Berkeley -- Some 400 million years ago, on a lifeless lakeshore lapped by waves, floating algae learned to survive in the open air and launched an invasion that transformed the Earth into a green paradise.
The secrets of these first steps onto land are now being revealed thanks to the sequencing of a modern descendent of these first land dwellers, a dainty moss called Physcomitrella patens that sprouts on recently exposed shorelines, quickly fruits, and then dies.
The sequencing of the moss genome was reported today (Thursday, Dec. 13) in Science magazine's rapid online publication Science Express by an international team of scientists led by the Department of Energy's Joint Genome Institute in Walnut Creek, Calif. It will be printed in Science in January 2008.

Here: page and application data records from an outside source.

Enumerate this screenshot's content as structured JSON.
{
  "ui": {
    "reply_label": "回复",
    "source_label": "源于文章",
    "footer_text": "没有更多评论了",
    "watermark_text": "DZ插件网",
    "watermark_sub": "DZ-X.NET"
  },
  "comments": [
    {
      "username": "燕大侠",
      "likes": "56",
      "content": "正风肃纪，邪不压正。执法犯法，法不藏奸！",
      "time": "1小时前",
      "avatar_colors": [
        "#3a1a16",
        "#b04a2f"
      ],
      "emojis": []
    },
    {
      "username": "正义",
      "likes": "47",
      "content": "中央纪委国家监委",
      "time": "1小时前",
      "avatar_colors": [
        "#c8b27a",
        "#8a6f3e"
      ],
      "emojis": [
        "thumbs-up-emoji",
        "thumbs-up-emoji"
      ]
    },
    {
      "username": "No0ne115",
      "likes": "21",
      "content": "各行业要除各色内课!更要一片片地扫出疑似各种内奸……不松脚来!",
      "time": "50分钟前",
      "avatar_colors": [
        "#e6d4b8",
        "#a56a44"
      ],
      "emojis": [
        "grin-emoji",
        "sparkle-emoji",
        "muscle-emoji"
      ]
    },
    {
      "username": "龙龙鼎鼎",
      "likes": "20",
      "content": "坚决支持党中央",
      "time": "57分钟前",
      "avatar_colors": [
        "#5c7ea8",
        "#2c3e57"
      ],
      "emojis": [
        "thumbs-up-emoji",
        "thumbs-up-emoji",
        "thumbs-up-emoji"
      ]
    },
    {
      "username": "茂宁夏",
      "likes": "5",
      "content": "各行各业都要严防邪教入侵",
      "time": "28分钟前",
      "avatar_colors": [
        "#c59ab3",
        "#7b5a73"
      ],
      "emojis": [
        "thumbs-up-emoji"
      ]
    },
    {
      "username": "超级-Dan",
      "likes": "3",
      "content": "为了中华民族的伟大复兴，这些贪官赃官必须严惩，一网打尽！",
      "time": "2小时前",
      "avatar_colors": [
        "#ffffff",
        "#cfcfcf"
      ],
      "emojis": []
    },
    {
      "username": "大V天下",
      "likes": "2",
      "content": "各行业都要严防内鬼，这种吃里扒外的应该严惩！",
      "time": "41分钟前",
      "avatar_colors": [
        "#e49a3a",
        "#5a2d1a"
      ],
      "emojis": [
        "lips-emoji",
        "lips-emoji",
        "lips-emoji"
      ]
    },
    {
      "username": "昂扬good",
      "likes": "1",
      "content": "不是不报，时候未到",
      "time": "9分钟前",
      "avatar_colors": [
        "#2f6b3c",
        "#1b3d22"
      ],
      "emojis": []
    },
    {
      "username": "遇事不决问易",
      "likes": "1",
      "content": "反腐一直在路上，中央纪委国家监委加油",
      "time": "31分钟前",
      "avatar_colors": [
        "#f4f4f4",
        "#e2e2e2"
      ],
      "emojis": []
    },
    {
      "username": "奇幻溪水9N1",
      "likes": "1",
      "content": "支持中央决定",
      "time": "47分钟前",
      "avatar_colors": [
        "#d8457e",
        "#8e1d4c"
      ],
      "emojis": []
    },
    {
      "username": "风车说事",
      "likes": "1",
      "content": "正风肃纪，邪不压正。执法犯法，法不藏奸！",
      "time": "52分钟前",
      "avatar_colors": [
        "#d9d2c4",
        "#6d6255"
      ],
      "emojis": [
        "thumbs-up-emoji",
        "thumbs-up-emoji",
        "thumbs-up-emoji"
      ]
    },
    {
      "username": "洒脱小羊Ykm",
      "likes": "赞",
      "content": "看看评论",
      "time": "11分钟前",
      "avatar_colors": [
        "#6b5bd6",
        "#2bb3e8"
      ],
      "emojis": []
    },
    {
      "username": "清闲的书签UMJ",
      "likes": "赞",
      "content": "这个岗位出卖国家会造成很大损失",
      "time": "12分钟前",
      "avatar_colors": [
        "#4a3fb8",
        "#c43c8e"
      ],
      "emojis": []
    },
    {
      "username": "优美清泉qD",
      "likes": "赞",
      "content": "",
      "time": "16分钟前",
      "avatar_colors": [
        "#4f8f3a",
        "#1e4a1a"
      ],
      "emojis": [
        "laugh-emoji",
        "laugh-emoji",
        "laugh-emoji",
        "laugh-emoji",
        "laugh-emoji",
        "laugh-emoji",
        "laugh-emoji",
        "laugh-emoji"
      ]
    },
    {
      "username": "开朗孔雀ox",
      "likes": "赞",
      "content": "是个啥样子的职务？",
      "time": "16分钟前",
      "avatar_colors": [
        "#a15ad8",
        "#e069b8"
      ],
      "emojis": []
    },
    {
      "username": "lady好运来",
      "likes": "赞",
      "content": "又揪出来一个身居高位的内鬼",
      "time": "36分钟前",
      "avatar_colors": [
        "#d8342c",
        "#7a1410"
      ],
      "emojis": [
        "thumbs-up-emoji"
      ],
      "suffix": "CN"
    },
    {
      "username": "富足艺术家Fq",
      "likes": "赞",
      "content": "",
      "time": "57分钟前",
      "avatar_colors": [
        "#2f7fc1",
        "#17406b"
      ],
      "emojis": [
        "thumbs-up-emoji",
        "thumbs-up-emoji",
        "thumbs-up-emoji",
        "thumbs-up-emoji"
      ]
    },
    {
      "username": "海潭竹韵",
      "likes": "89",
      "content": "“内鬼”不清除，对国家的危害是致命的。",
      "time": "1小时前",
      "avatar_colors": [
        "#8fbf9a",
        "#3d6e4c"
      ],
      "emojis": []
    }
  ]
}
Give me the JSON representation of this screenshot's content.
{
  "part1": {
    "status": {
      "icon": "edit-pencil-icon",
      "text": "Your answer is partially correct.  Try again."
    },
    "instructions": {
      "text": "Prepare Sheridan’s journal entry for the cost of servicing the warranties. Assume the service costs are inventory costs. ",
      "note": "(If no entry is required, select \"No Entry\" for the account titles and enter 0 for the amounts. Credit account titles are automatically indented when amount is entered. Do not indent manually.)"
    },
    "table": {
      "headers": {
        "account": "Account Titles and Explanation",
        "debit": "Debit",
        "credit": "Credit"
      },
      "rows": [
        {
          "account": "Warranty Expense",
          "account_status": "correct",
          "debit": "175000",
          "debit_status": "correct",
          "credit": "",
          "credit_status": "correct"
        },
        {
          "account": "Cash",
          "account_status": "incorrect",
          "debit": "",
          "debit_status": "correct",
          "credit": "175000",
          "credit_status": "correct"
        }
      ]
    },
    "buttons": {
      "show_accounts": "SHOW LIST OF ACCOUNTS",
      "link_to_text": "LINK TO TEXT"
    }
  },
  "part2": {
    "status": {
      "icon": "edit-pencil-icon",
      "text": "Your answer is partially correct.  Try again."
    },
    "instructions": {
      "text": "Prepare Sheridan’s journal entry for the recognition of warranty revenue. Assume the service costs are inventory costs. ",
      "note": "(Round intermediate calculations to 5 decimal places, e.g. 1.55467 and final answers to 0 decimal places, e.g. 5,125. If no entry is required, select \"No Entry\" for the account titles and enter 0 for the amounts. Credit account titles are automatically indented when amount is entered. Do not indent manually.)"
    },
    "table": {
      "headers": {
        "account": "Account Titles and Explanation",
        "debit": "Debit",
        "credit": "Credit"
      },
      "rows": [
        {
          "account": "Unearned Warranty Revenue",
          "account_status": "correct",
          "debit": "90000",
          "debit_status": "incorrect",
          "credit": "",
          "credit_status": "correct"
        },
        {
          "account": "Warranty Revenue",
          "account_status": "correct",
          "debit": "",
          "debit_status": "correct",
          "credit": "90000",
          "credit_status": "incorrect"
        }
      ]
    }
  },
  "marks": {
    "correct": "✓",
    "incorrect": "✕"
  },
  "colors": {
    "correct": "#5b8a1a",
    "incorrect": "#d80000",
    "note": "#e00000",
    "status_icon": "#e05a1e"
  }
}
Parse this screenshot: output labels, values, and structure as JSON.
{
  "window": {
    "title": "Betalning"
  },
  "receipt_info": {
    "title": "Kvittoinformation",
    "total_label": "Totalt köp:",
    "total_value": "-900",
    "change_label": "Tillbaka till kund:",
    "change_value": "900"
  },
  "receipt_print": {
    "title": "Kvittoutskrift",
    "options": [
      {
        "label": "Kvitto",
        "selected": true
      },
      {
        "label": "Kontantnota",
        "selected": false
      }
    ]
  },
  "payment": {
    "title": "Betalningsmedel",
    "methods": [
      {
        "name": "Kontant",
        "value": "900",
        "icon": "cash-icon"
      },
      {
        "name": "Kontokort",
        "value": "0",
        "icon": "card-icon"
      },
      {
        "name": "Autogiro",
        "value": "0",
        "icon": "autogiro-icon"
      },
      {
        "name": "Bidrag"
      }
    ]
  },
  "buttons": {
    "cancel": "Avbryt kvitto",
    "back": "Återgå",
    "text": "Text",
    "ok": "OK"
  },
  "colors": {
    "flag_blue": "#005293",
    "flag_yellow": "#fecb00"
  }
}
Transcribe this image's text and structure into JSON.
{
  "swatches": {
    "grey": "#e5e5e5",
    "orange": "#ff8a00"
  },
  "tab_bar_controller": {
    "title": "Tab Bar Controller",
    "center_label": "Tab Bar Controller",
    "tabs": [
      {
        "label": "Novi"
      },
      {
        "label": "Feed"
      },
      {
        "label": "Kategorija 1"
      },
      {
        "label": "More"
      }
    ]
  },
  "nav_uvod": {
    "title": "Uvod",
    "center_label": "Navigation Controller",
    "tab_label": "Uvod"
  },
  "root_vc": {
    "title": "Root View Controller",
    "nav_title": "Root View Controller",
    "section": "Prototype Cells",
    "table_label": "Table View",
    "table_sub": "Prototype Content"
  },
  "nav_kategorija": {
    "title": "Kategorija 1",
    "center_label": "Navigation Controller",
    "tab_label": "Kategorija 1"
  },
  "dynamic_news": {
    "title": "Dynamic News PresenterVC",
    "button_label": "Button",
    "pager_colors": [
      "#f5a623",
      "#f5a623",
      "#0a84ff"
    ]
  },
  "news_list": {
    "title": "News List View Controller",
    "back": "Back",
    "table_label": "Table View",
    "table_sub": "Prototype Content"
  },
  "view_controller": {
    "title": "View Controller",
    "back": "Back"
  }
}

"Land plants may have evolved in this transition zone where, as the water rises and falls, aquatic plants found themselves repeatedly but not continuously exposed to the air and had to come up with ways of protecting their seeds or spores from desiccation," said Joint Genome Institute project leader Jeffrey Boore, an adjunct associate professor of integrative biology at the University of California, Berkeley, and chief executive officer of Genome Project Solutions in Hercules, Calif.
Because of the key position of mosses in the evolution of green plants, the Physcomitrella genome may hold the key to the origin of such traits as desiccation tolerance, said Brent Mishler, a UC Berkeley professor of integrative biology who, with Ralph Quatrano of Washington University in St. Louis, Mo., originally proposed the moss genome project.
"One of the claims to fame of mosses is the ability to dry up completely and come back to life again," said Mishler, who is director of the University and Jepson Herbaria, two collections of pressed plants housed together along with research labs, libraries and archives at UC Berkeley.
"We have been looking for years at all lev
|Contact: Robert Sanders|
University of California - Berkeley